“Some of the individuals that live here have been very unhappy because of the diminished freedom from quarantining,” McKenzie states. “We have had to be creative in finding ways to allow this freedom while still protecting them.”
Technology has helped. Individuals in Cedar Lake’s group home and day programs have been able to take normally scheduled classes via Zoom, learning daily living skills, social skills, and creative arts while sitting comfortably in their homes.
When lockdowns suspended visitation from families and guardians, the organization implemented new programming that includes videoconferencing, telecommunication, and socially-distanced engagement.
Still, McKenzie has found telling family members they can’t visit the way they want to “has been a difficult message to deliver repeatedly.”
“All of our jobs have changed,” says McKenzie. “Most people who work here do it because they love the individuals we support. When you cut that contact, job satisfaction goes down. We have tried to combat these things by doing special things to acknowledge all their daily efforts.”

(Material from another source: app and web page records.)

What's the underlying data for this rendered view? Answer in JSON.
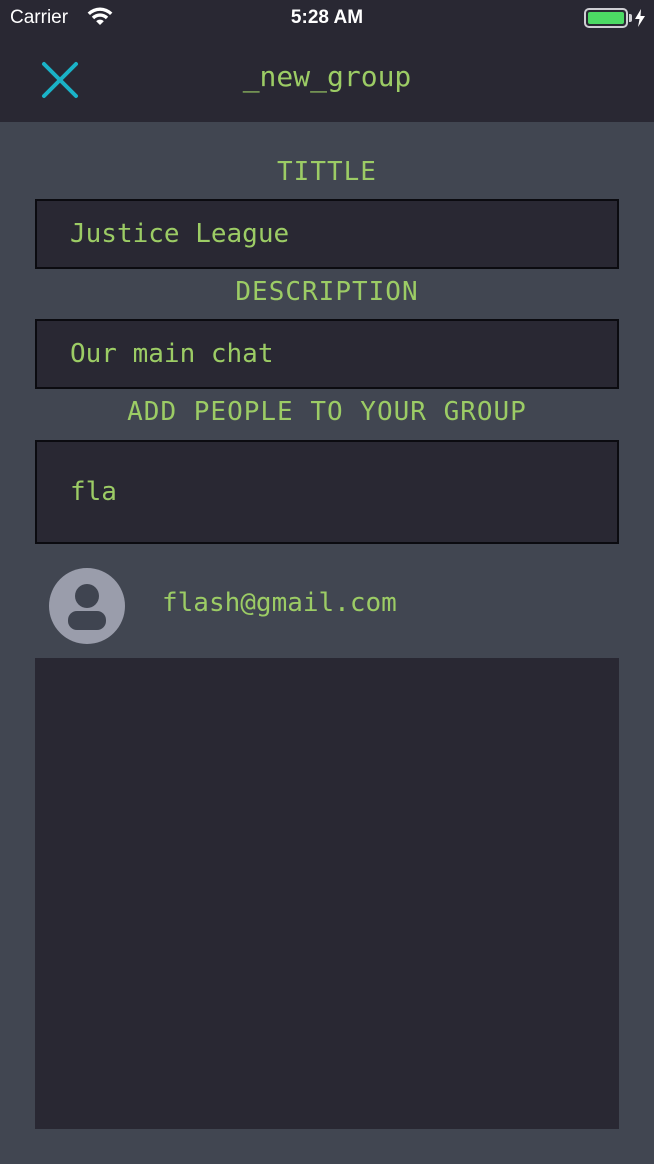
{
  "status_bar": {
    "carrier": "Carrier",
    "time": "5:28 AM",
    "battery_level": 1.0
  },
  "nav": {
    "title": "_new_group",
    "close_icon": "close-icon"
  },
  "form": {
    "title_label": "TITTLE",
    "title_value": "Justice League",
    "description_label": "DESCRIPTION",
    "description_value": "Our main chat",
    "add_people_label": "ADD PEOPLE TO YOUR GROUP",
    "search_value": "fla"
  },
  "results": [
    {
      "email": "flash@gmail.com",
      "avatar_icon": "user-avatar-icon"
    }
  ],
  "colors": {
    "background": "#414651",
    "bar": "#292833",
    "accent_text": "#9ccc65",
    "close_icon": "#1ab3c8",
    "avatar": "#9a9dab"
  }
}
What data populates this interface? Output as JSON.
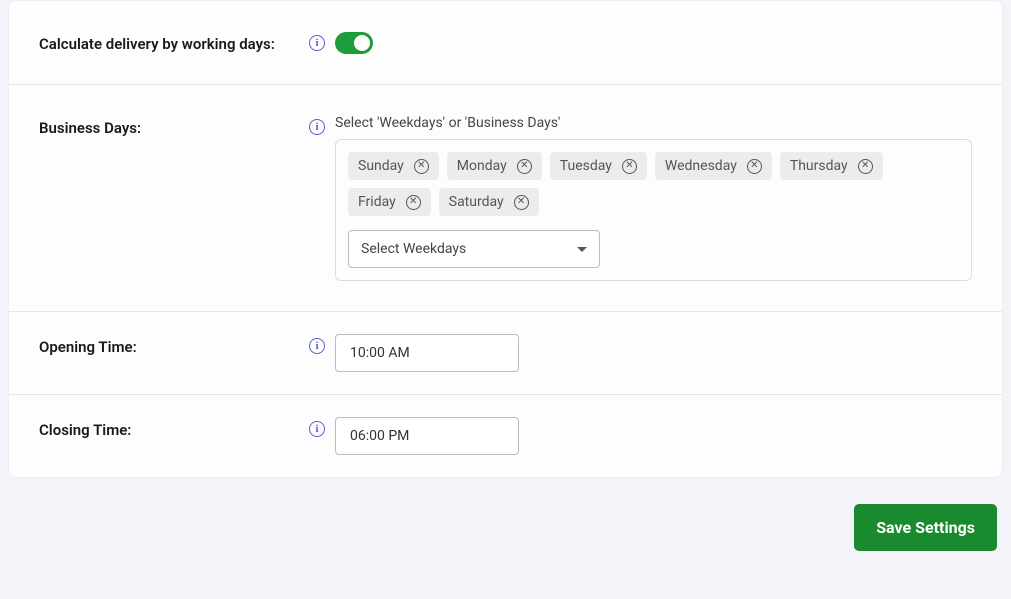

Many Cedar Lake staff members have also had to learn new ways to do jobs that require physical contact.
“The challenge is following the guidelines of infection control protocol while encouraging staff to provide therapy that involves working closely and physically with an individual who may be more fragile than someone in the general population,” says Lee Look, PhD, Cedar Lake director of therapeutic services. “How do we handle this? I’m extremely fortunate that the staff are very conscientious.”
Look says a staff member “essentially begged” him to continue working with an individual who tested positive for COVID-19. “She did this knowing she was putting herself at risk. I was conflicted, yet I had to trust her skills and her ability to properly use PPE. We had to maintain our guiding principle of ‘What is best for the individuals we support?’”
Look brings a unique perspective and background to his work at Cedar Lake, he also has experience as a firefighter and extensive training in emergency management.
“Working with our director of quality assurance, we created an ICS [Incident Command System] for managing the COVID response and trained ‘section chiefs’ on their roles,” explains Look.
Cedar Lake implemented this system, a standardized approach to coordinating an emergency response, in late October as the virus surged again throughout Kentucky.